The membership rolls of the Washington, D.C.-based Institute for Nonprofit News tell the story of a growing national trend. There are now more than 110 new local nonprofit sites in U.S. cities and states, playing a vital role in delivering coverage of schools, local government, neighborhoods, charities, and other community news. Much of that news was once provided by daily newspapers with broadcast media following in their slipstream. Newspapers and broadcast media still matter, of course, but with shrinking newsrooms and circulation the role they fill is a diminished one, and nonprofit, city-based news sites are playing an important niche role.
One other difference between the nonprofit news startups and the legacy newspapers: We are institutionally nonpartisan. We do not endorse candidates, for example. That does not mean that our columnists, regardless of whether they are on staff or voices from the community, do not express points of view. My own post-election column, On Character and the Presidency, angered some hometown conservatives, some of whom have cited it and other columns to say they will not support our site. Other columns, including A Visit to Trump’s America and Why I Voted for Donald Trump, both of which received the same home play and social media promotion as my column, exemplify the rules of fair play that guide us.
We know we can’t publish a credible news report without upsetting different individuals and groups from time to time, but we do take our work seriously and we don’t take cheap shots. We don’t opt for the sensational. In the end, we want everyone in the community to feel at home on our website. We want people from all corners of the city to come forward with their submissions for publication.

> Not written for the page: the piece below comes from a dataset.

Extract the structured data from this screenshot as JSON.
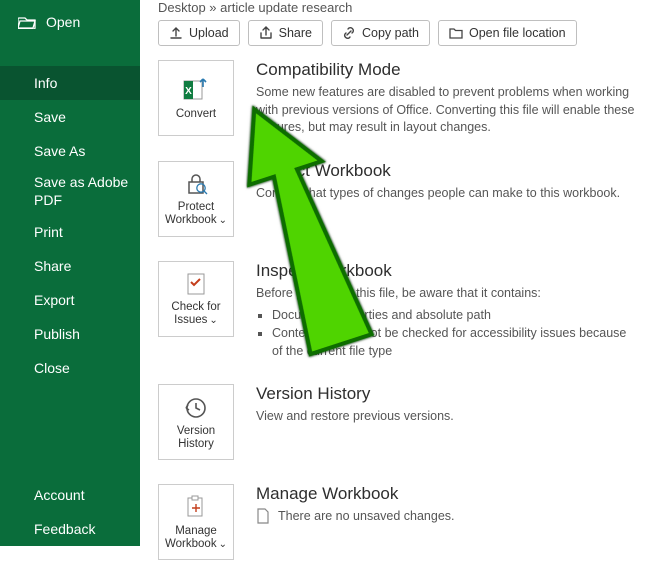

It takes money to do what we do and to do it well. Not a huge sum of money, but a steady flow of donations. Given our ambitions to grow and improve, we will need to build our membership base now and in the coming years to fulfill our mission. We hope you agree that San Antonio is a better city with the Rivard Report, and we hope you decide to support us now and help us earn that $15,000 challenge grant.